====== INPUT RECORDS ======
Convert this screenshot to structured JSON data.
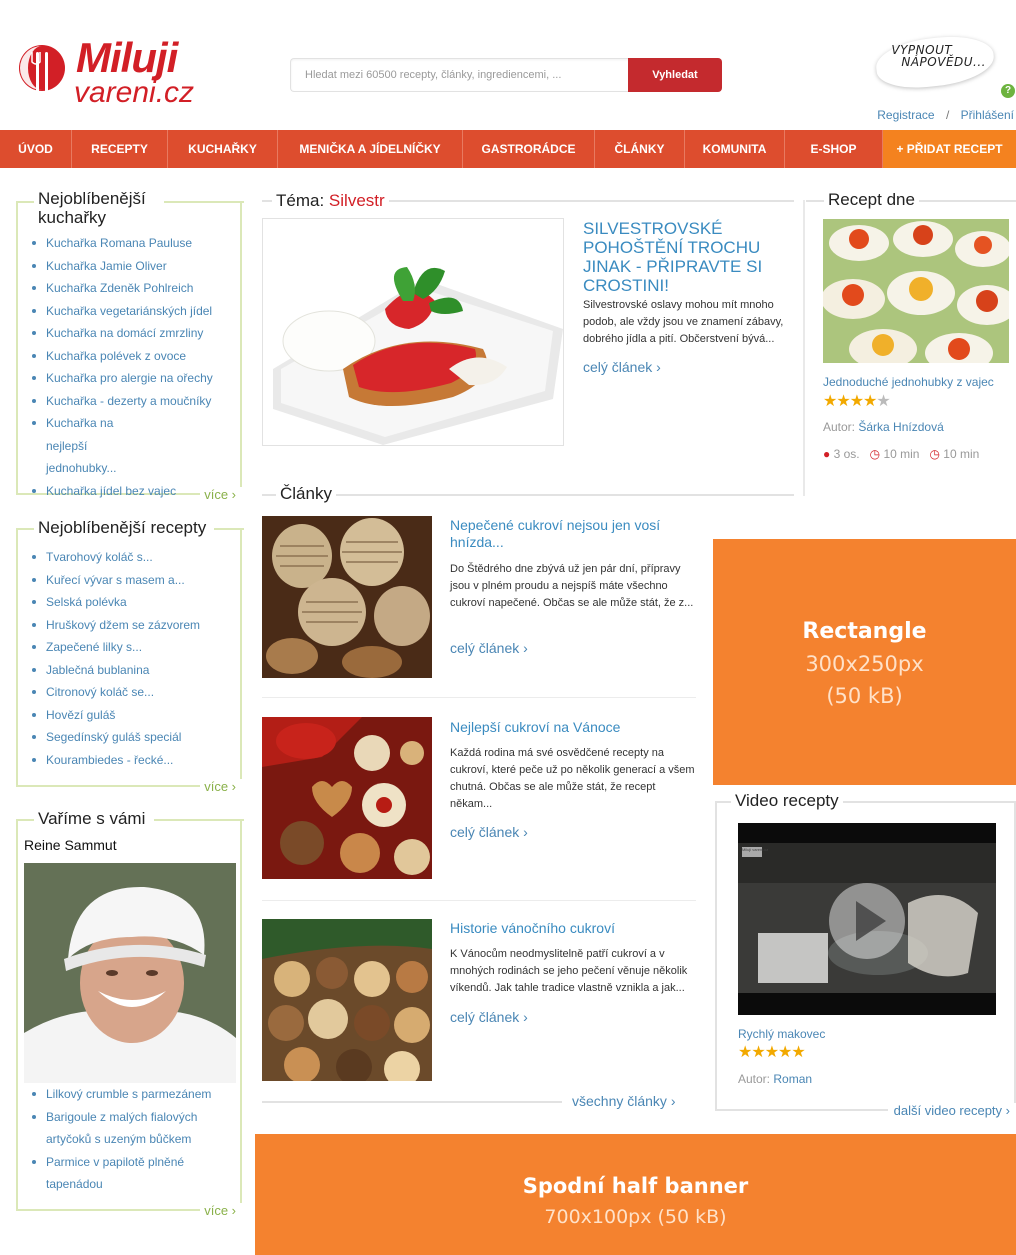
{
  "logo": {
    "top": "Miluji",
    "bottom": "vareni.cz"
  },
  "search": {
    "placeholder": "Hledat mezi 60500 recepty, články, ingrediencemi, ...",
    "button": "Vyhledat"
  },
  "help": {
    "line1": "VYPNOUT",
    "line2": "NÁPOVĚDU...",
    "icon": "?"
  },
  "auth": {
    "register": "Registrace",
    "separator": "/",
    "login": "Přihlášení"
  },
  "nav": [
    "ÚVOD",
    "RECEPTY",
    "KUCHAŘKY",
    "MENIČKA A JÍDELNÍČKY",
    "GASTRORÁDCE",
    "ČLÁNKY",
    "KOMUNITA",
    "E-SHOP",
    "+ PŘIDAT RECEPT"
  ],
  "cookbooks": {
    "title": "Nejoblíbenější kuchařky",
    "items": [
      "Kuchařka Romana Pauluse",
      "Kuchařka Jamie Oliver",
      "Kuchařka Zdeněk Pohlreich",
      "Kuchařka vegetariánských jídel",
      "Kuchařka na domácí zmrzliny",
      "Kuchařka polévek z ovoce",
      "Kuchařka pro alergie na ořechy",
      "Kuchařka - dezerty a moučníky",
      "Kuchařka na nejlepší jednohubky...",
      "Kuchařka jídel bez vajec"
    ],
    "more": "více ›"
  },
  "recipes": {
    "title": "Nejoblíbenější recepty",
    "items": [
      "Tvarohový koláč s...",
      "Kuřecí vývar s masem a...",
      "Selská polévka",
      "Hruškový džem se zázvorem",
      "Zapečené lilky s...",
      "Jablečná bublanina",
      "Citronový koláč se...",
      "Hovězí guláš",
      "Segedínský guláš speciál",
      "Kourambiedes - řecké..."
    ],
    "more": "více ›"
  },
  "cooking": {
    "title": "Vaříme s vámi",
    "name": "Reine Sammut",
    "items": [
      "Lilkový crumble s parmezánem",
      "Barigoule z malých fialových artyčoků s uzeným bůčkem",
      "Parmice v papilotě plněné tapenádou"
    ],
    "more": "více ›"
  },
  "theme": {
    "label": "Téma:",
    "name": "Silvestr",
    "headline": "SILVESTROVSKÉ POHOŠTĚNÍ TROCHU JINAK - PŘIPRAVTE SI CROSTINI!",
    "perex": "Silvestrovské oslavy mohou mít mnoho podob, ale vždy jsou ve znamení zábavy, dobrého jídla a pití. Občerstvení bývá...",
    "readmore": "celý článek ›"
  },
  "articles": {
    "title": "Články",
    "items": [
      {
        "title": "Nepečené cukroví nejsou jen vosí hnízda...",
        "text": "Do Štědrého dne zbývá už jen pár dní, přípravy jsou v plném proudu a nejspíš máte všechno cukroví napečené. Občas se ale může stát, že z...",
        "readmore": "celý článek ›"
      },
      {
        "title": "Nejlepší cukroví na Vánoce",
        "text": "Každá rodina má své osvědčené recepty na cukroví, které peče už po několik generací a všem chutná. Občas se ale může stát, že recept někam...",
        "readmore": "celý článek ›"
      },
      {
        "title": "Historie vánočního cukroví",
        "text": "K Vánocům neodmyslitelně patří cukroví a v mnohých rodinách se jeho pečení věnuje několik víkendů. Jak tahle tradice vlastně vznikla a jak...",
        "readmore": "celý článek ›"
      }
    ],
    "all": "všechny články ›"
  },
  "recipe_of_day": {
    "title": "Recept dne",
    "name": "Jednoduché jednohubky z vajec",
    "rating": 4,
    "author_label": "Autor:",
    "author": "Šárka Hnízdová",
    "persons": "3 os.",
    "prep": "10 min",
    "cook": "10 min"
  },
  "rectangle": {
    "title": "Rectangle",
    "size": "300x250px",
    "weight": "(50 kB)"
  },
  "video": {
    "title": "Video recepty",
    "name": "Rychlý makovec",
    "rating": 5,
    "author_label": "Autor:",
    "author": "Roman",
    "more": "další video recepty ›",
    "watermark": "Miluji vareni.cz"
  },
  "bottom_banner": {
    "title": "Spodní half banner",
    "size": "700x100px (50 kB)"
  },
  "colors": {
    "brand_red": "#d21f26",
    "nav_bg": "#dd4d2e",
    "nav_add": "#f4821f",
    "link": "#4a86b4",
    "banner": "#f4822f",
    "box_border": "#dbe8b8"
  }
}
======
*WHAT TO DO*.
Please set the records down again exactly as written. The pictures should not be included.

*YOUR SOLUTION*.
Convert this screenshot to structured JSON data.
{
  "logo": {
    "top": "Miluji",
    "bottom": "vareni.cz"
  },
  "search": {
    "placeholder": "Hledat mezi 60500 recepty, články, ingrediencemi, ...",
    "button": "Vyhledat"
  },
  "help": {
    "line1": "VYPNOUT",
    "line2": "NÁPOVĚDU...",
    "icon": "?"
  },
  "auth": {
    "register": "Registrace",
    "separator": "/",
    "login": "Přihlášení"
  },
  "nav": [
    "ÚVOD",
    "RECEPTY",
    "KUCHAŘKY",
    "MENIČKA A JÍDELNÍČKY",
    "GASTRORÁDCE",
    "ČLÁNKY",
    "KOMUNITA",
    "E-SHOP",
    "+ PŘIDAT RECEPT"
  ],
  "cookbooks": {
    "title": "Nejoblíbenější kuchařky",
    "items": [
      "Kuchařka Romana Pauluse",
      "Kuchařka Jamie Oliver",
      "Kuchařka Zdeněk Pohlreich",
      "Kuchařka vegetariánských jídel",
      "Kuchařka na domácí zmrzliny",
      "Kuchařka polévek z ovoce",
      "Kuchařka pro alergie na ořechy",
      "Kuchařka - dezerty a moučníky",
      "Kuchařka na nejlepší jednohubky...",
      "Kuchařka jídel bez vajec"
    ],
    "more": "více ›"
  },
  "recipes": {
    "title": "Nejoblíbenější recepty",
    "items": [
      "Tvarohový koláč s...",
      "Kuřecí vývar s masem a...",
      "Selská polévka",
      "Hruškový džem se zázvorem",
      "Zapečené lilky s...",
      "Jablečná bublanina",
      "Citronový koláč se...",
      "Hovězí guláš",
      "Segedínský guláš speciál",
      "Kourambiedes - řecké..."
    ],
    "more": "více ›"
  },
  "cooking": {
    "title": "Vaříme s vámi",
    "name": "Reine Sammut",
    "items": [
      "Lilkový crumble s parmezánem",
      "Barigoule z malých fialových artyčoků s uzeným bůčkem",
      "Parmice v papilotě plněné tapenádou"
    ],
    "more": "více ›"
  },
  "theme": {
    "label": "Téma:",
    "name": "Silvestr",
    "headline": "SILVESTROVSKÉ POHOŠTĚNÍ TROCHU JINAK - PŘIPRAVTE SI CROSTINI!",
    "perex": "Silvestrovské oslavy mohou mít mnoho podob, ale vždy jsou ve znamení zábavy, dobrého jídla a pití. Občerstvení bývá...",
    "readmore": "celý článek ›"
  },
  "articles": {
    "title": "Články",
    "items": [
      {
        "title": "Nepečené cukroví nejsou jen vosí hnízda...",
        "text": "Do Štědrého dne zbývá už jen pár dní, přípravy jsou v plném proudu a nejspíš máte všechno cukroví napečené. Občas se ale může stát, že z...",
        "readmore": "celý článek ›"
      },
      {
        "title": "Nejlepší cukroví na Vánoce",
        "text": "Každá rodina má své osvědčené recepty na cukroví, které peče už po několik generací a všem chutná. Občas se ale může stát, že recept někam...",
        "readmore": "celý článek ›"
      },
      {
        "title": "Historie vánočního cukroví",
        "text": "K Vánocům neodmyslitelně patří cukroví a v mnohých rodinách se jeho pečení věnuje několik víkendů. Jak tahle tradice vlastně vznikla a jak...",
        "readmore": "celý článek ›"
      }
    ],
    "all": "všechny články ›"
  },
  "recipe_of_day": {
    "title": "Recept dne",
    "name": "Jednoduché jednohubky z vajec",
    "rating": 4,
    "author_label": "Autor:",
    "author": "Šárka Hnízdová",
    "persons": "3 os.",
    "prep": "10 min",
    "cook": "10 min"
  },
  "rectangle": {
    "title": "Rectangle",
    "size": "300x250px",
    "weight": "(50 kB)"
  },
  "video": {
    "title": "Video recepty",
    "name": "Rychlý makovec",
    "rating": 5,
    "author_label": "Autor:",
    "author": "Roman",
    "more": "další video recepty ›",
    "watermark": "Miluji vareni.cz"
  },
  "bottom_banner": {
    "title": "Spodní half banner",
    "size": "700x100px (50 kB)"
  },
  "colors": {
    "brand_red": "#d21f26",
    "nav_bg": "#dd4d2e",
    "nav_add": "#f4821f",
    "link": "#4a86b4",
    "banner": "#f4822f",
    "box_border": "#dbe8b8"
  }
}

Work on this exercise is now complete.